abstract

  • BACKGROUND:A telephone intervention for caregivers of older people discharged from hospital was shown to improve preparedness to care, reduce caregiver strain and caregiver distress. No cost-effectiveness analysis has been published on this, or similar interventions. The study aims addressed here were to examine whether positive outcomes for caregivers resulting from the Further Enabling Care at Home (FECH) program changed the use and costs of health services by patients; and to assess cost-effectiveness. METHODS:A single-blind randomised controlled trial compared FECH to usual care. FECH involved a specially trained nurse addressing support needs of caregivers of older patients discharged from hospital. A minimum clinically important difference in preparedness to care was defined as an increase in Preparedness for Caregiving scale score of ≥ two points from baseline. Designated data collection was at: Time 1, within four days of discharge; Time 2, 15-21 days post-discharge; and Time 3, six weeks post-discharge. A last observation carried forward approach to loss to follow-up was used, with a sensitivity analysis including only those who completed all time points. Patient use of hospital, emergency department (ED) and ambulance services were captured for 12 weeks post-discharge using administrative data. Costs included nurse time supporting caregivers, resources used by the nurse, and time taken training the nurse to deliver FECH. Cost-effectiveness was assessed using decision trees for preparedness for caregiving. RESULTS:Sixty-two intervention dyads and 79 controls provided complete data. A significantly greater proportion of intervention group caregivers reported improved preparedness to care to Time 2 (36.4% v 20.9%, p = 0.029), though this was not sustained to Time 3. The intervention cost $AUD268.28 above usual care per caregiver. No significant differences were observed in health service use between groups. The incremental cost-effectiveness ratio for each additional caregiver reporting improved preparedness to care at Time 2 was $AUD1,730.84. CONCLUSIONS:To our knowledge this is the first work to calculate the cost-effectiveness of a telephone-delivered intervention designed to support caregivers of older people post-discharge, and will support decision-making regarding implementation. Further research should examine different settings, and assess impacts on health service use with larger samples and a longer follow-up. TRIAL REGISTRATION:Australian and New Zealand Clinical Trial Registry: ACTRN12614001174673 . Registered 07/11/2014.

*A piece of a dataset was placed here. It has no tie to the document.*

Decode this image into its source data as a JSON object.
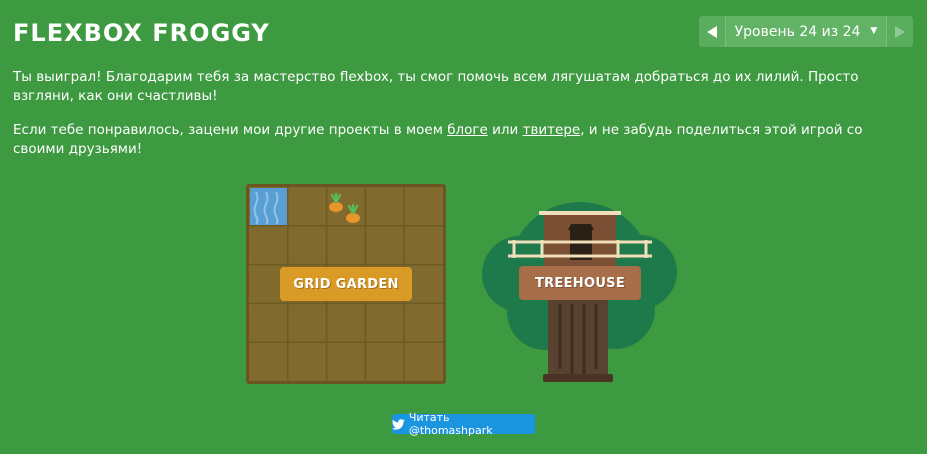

authors

  • Youens, David
  • Parsons, Richard
  • Toye, Christine
  • Slatyer, Susan
  • Aoun, Samar
  • Hill, Keith D
  • Skinner, Matthew
  • Maher, Sean
  • Davis, Sue
  • Osseiran-Moisson, Rebecca
  • Moorin, Rachael

publication date

  • 2019